--- Data under study Enclosed Below ---

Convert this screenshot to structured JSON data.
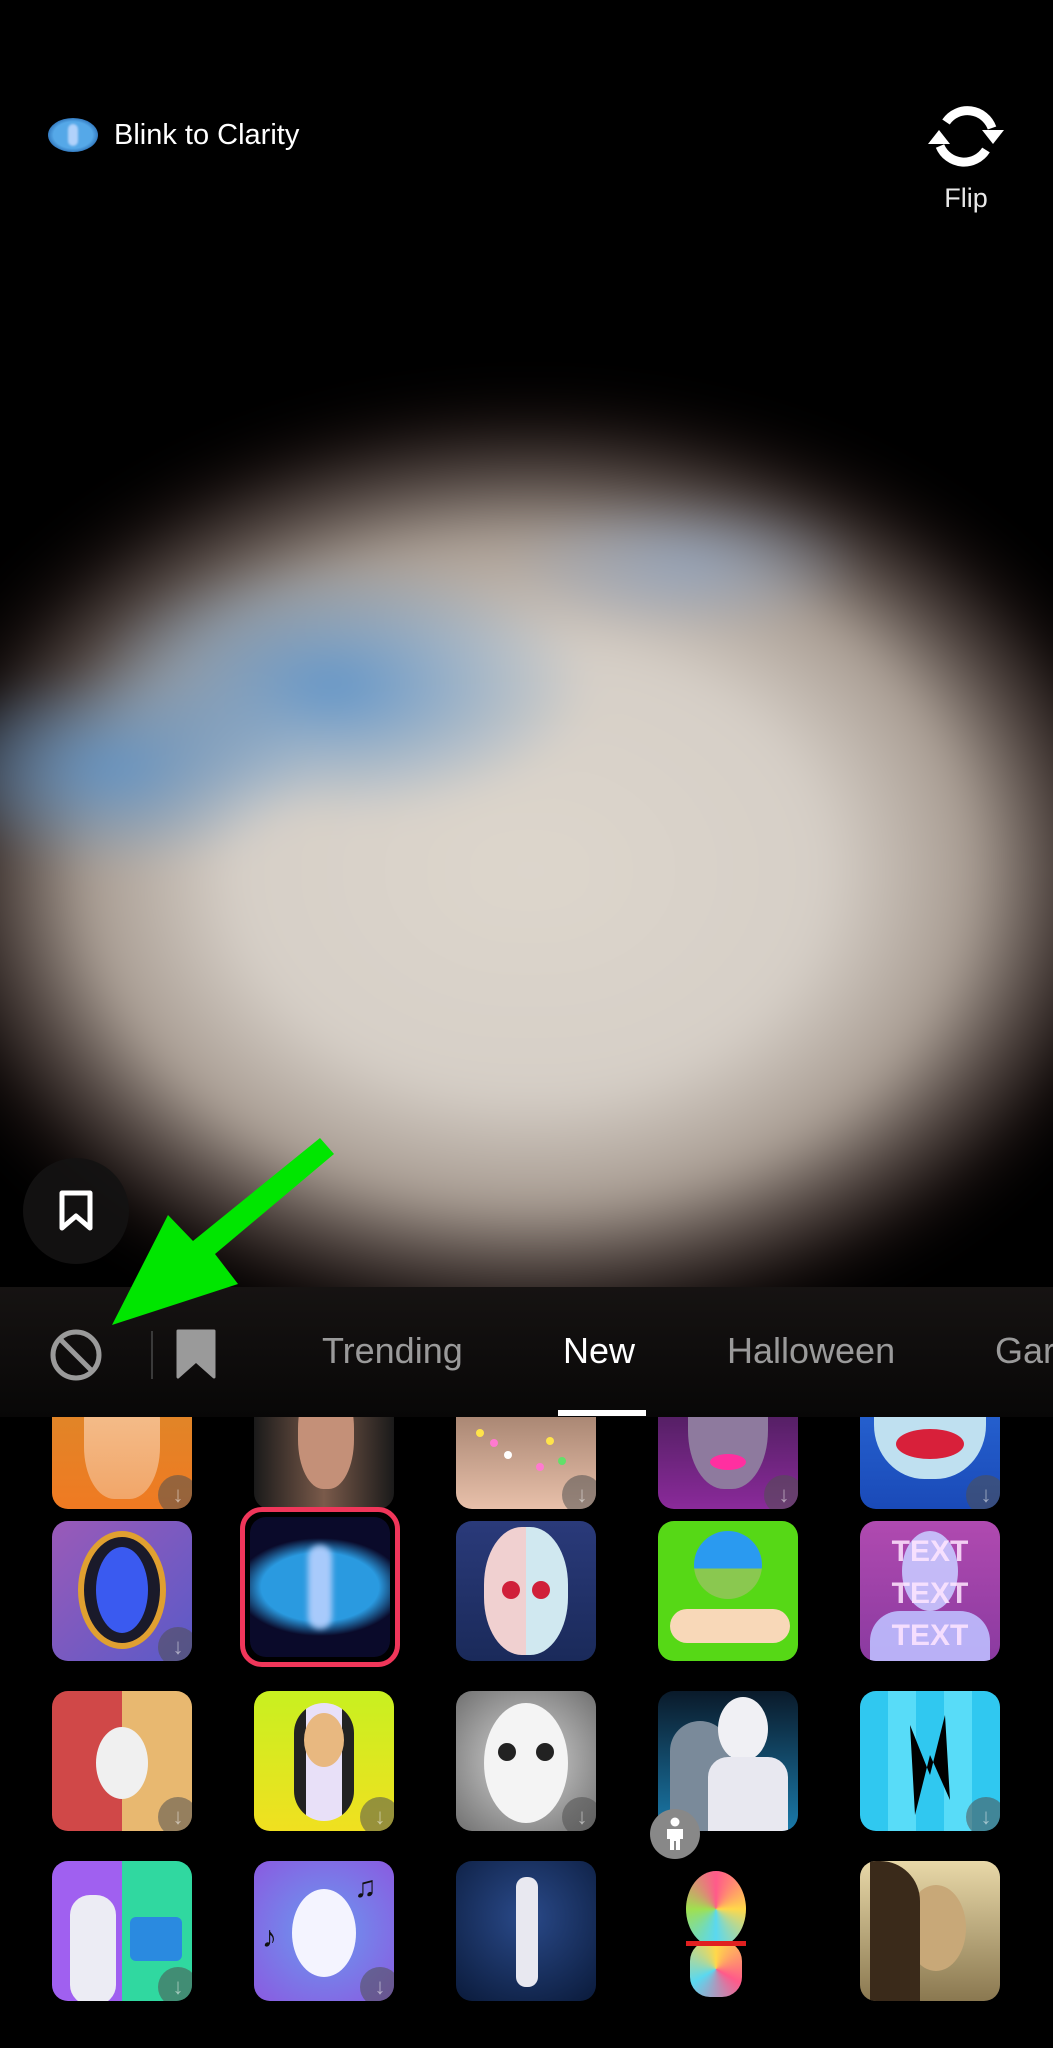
{
  "header": {
    "effect_name": "Blink to Clarity",
    "effect_icon": "blink-eye-figure-icon",
    "flip_label": "Flip",
    "flip_icon": "rotate-arrows-icon"
  },
  "favorite_button_icon": "bookmark-outline-icon",
  "annotation": {
    "type": "green-arrow",
    "color": "#00e600",
    "points_to": "no-effect-button"
  },
  "tabbar": {
    "none_icon": "prohibited-icon",
    "saved_icon": "bookmark-filled-icon",
    "tabs": [
      {
        "label": "Trending",
        "active": false
      },
      {
        "label": "New",
        "active": true
      },
      {
        "label": "Halloween",
        "active": false
      },
      {
        "label": "Gar",
        "active": false
      }
    ]
  },
  "colors": {
    "selected_ring": "#f0365a",
    "active_tab": "#ffffff",
    "inactive_tab": "#9a9a9a"
  },
  "effects": [
    {
      "row": 0,
      "name": "melting-face",
      "downloadable": true
    },
    {
      "row": 0,
      "name": "glam-portrait",
      "downloadable": false
    },
    {
      "row": 0,
      "name": "flower-freckles",
      "downloadable": true
    },
    {
      "row": 0,
      "name": "purple-face-lips",
      "downloadable": true
    },
    {
      "row": 0,
      "name": "blue-face-red-lips",
      "downloadable": true
    },
    {
      "row": 1,
      "name": "mirror-mask",
      "downloadable": true
    },
    {
      "row": 1,
      "name": "blink-to-clarity",
      "downloadable": false,
      "selected": true
    },
    {
      "row": 1,
      "name": "cyborg-mask",
      "downloadable": false
    },
    {
      "row": 1,
      "name": "hand-photo",
      "downloadable": false
    },
    {
      "row": 1,
      "name": "text-face",
      "downloadable": false,
      "text": "TEXT"
    },
    {
      "row": 2,
      "name": "devil-angel",
      "downloadable": true
    },
    {
      "row": 2,
      "name": "cat-costume",
      "downloadable": true
    },
    {
      "row": 2,
      "name": "doll-face",
      "downloadable": true
    },
    {
      "row": 2,
      "name": "reaper-shoulders",
      "downloadable": false,
      "badge": "person-icon"
    },
    {
      "row": 2,
      "name": "lightning-pixels",
      "downloadable": true
    },
    {
      "row": 3,
      "name": "body-photo-upload",
      "downloadable": true
    },
    {
      "row": 3,
      "name": "music-head",
      "downloadable": true
    },
    {
      "row": 3,
      "name": "robot-dance",
      "downloadable": false
    },
    {
      "row": 3,
      "name": "flower-statue",
      "downloadable": true
    },
    {
      "row": 3,
      "name": "sepia-portrait",
      "downloadable": false
    }
  ]
}
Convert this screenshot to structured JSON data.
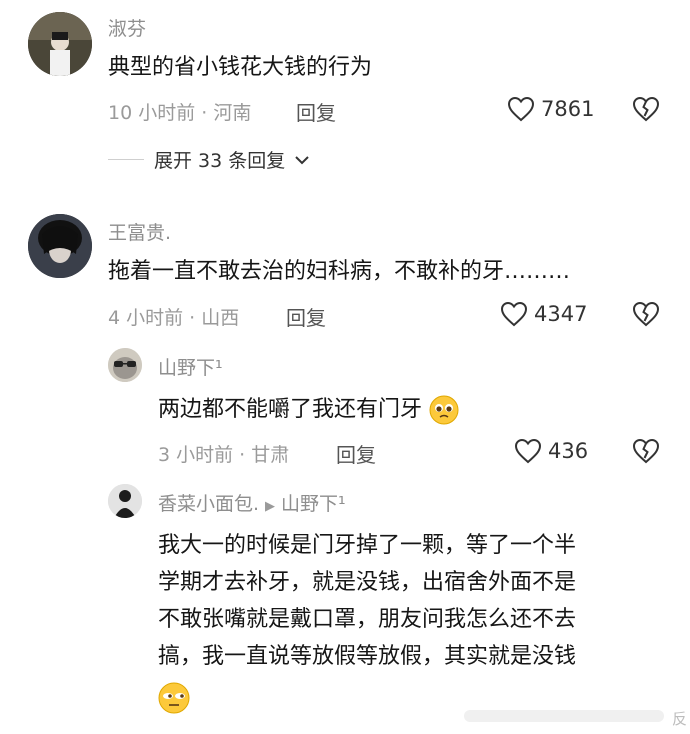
{
  "comments": [
    {
      "username": "淑芬",
      "text": "典型的省小钱花大钱的行为",
      "meta": "10 小时前 · 河南",
      "reply_label": "回复",
      "likes": "7861",
      "expand_label": "展开 33 条回复"
    },
    {
      "username": "王富贵.",
      "text": "拖着一直不敢去治的妇科病，不敢补的牙………",
      "meta": "4 小时前 · 山西",
      "reply_label": "回复",
      "likes": "4347"
    }
  ],
  "replies": [
    {
      "username": "山野下¹",
      "text": "两边都不能嚼了我还有门牙",
      "emoji": "pleading-face",
      "meta": "3 小时前 · 甘肃",
      "reply_label": "回复",
      "likes": "436"
    },
    {
      "username": "香菜小面包.",
      "reply_to": "山野下¹",
      "lines": [
        "我大一的时候是门牙掉了一颗，等了一个半",
        "学期才去补牙，就是没钱，出宿舍外面不是",
        "不敢张嘴就是戴口罩，朋友问我怎么还不去",
        "搞，我一直说等放假等放假，其实就是没钱"
      ],
      "emoji": "unamused-face"
    }
  ],
  "watermark": "反"
}
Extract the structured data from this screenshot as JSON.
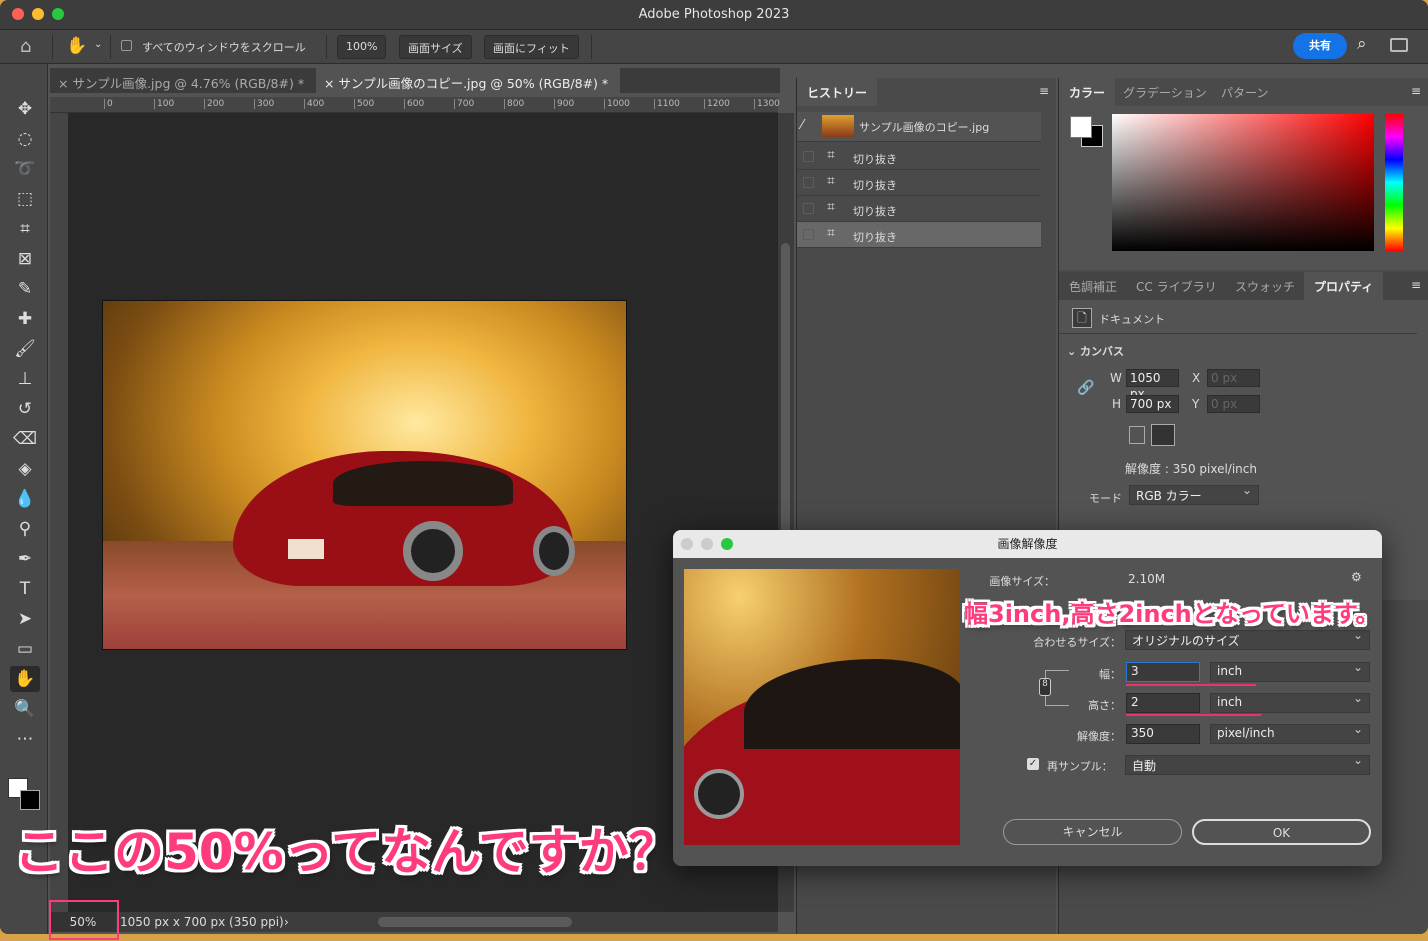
{
  "app": {
    "title": "Adobe Photoshop 2023"
  },
  "options": {
    "scroll_all_label": "すべてのウィンドウをスクロール",
    "zoom100": "100%",
    "screen_size": "画面サイズ",
    "fit_screen": "画面にフィット",
    "share": "共有"
  },
  "tabs": [
    {
      "label": "サンプル画像.jpg @ 4.76% (RGB/8#) *",
      "active": false
    },
    {
      "label": "サンプル画像のコピー.jpg @ 50% (RGB/8#) *",
      "active": true
    }
  ],
  "ruler": {
    "top": [
      "0",
      "100",
      "200",
      "300",
      "400",
      "500",
      "600",
      "700",
      "800",
      "900",
      "1000",
      "1100",
      "1200",
      "1300"
    ]
  },
  "status": {
    "zoom": "50%",
    "doc_info": "1050 px x 700 px (350 ppi)",
    "arrow": "›"
  },
  "history": {
    "tab": "ヒストリー",
    "snapshot": "サンプル画像のコピー.jpg",
    "items": [
      "切り抜き",
      "切り抜き",
      "切り抜き",
      "切り抜き"
    ]
  },
  "color_panel": {
    "tabs": [
      "カラー",
      "グラデーション",
      "パターン"
    ]
  },
  "props_panel": {
    "tabs": [
      "色調補正",
      "CC ライブラリ",
      "スウォッチ",
      "プロパティ"
    ],
    "doc_label": "ドキュメント",
    "section": "カンバス",
    "w_label": "W",
    "w": "1050 px",
    "h_label": "H",
    "h": "700 px",
    "x_label": "X",
    "x": "0 px",
    "y_label": "Y",
    "y": "0 px",
    "resolution": "解像度 : 350 pixel/inch",
    "mode_label": "モード",
    "mode": "RGB カラー"
  },
  "dialog": {
    "title": "画像解像度",
    "image_size_label": "画像サイズ：",
    "image_size": "2.10M",
    "fit_label": "合わせるサイズ：",
    "fit_value": "オリジナルのサイズ",
    "width_label": "幅：",
    "width": "3",
    "width_unit": "inch",
    "height_label": "高さ：",
    "height": "2",
    "height_unit": "inch",
    "res_label": "解像度：",
    "res": "350",
    "res_unit": "pixel/inch",
    "resample_label": "再サンプル：",
    "resample_checked": true,
    "resample": "自動",
    "cancel": "キャンセル",
    "ok": "OK"
  },
  "annotations": {
    "dialog_note": "幅3inch,高さ2inchとなっています。",
    "zoom_question": "ここの50%ってなんですか？",
    "accent": "#ff3b7f"
  }
}
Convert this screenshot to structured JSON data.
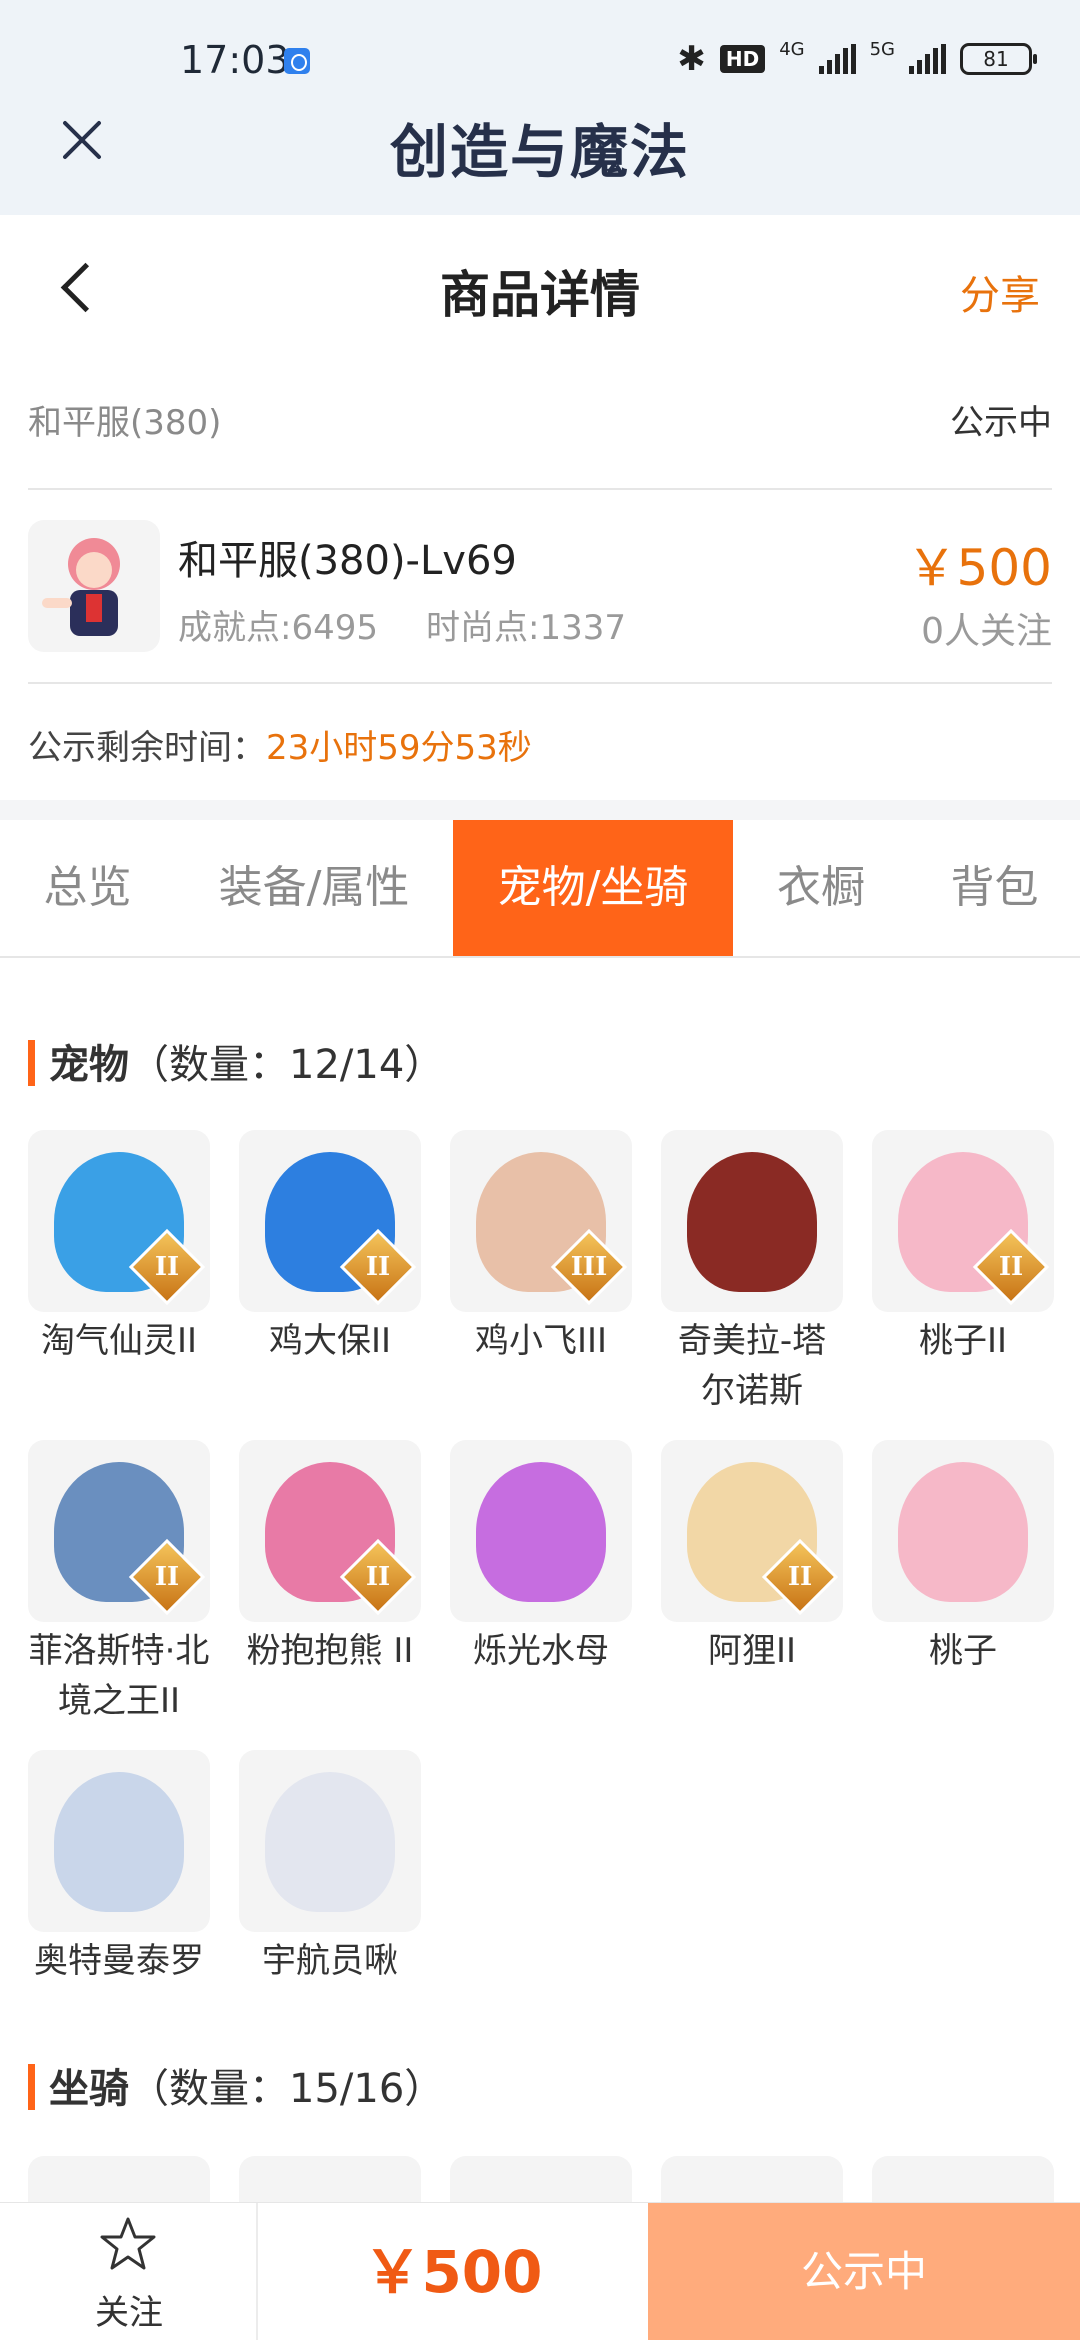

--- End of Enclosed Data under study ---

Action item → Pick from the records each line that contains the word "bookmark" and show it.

Response area →
  "favorite_button_icon": "bookmark-outline-icon",
    "saved_icon": "bookmark-filled-icon",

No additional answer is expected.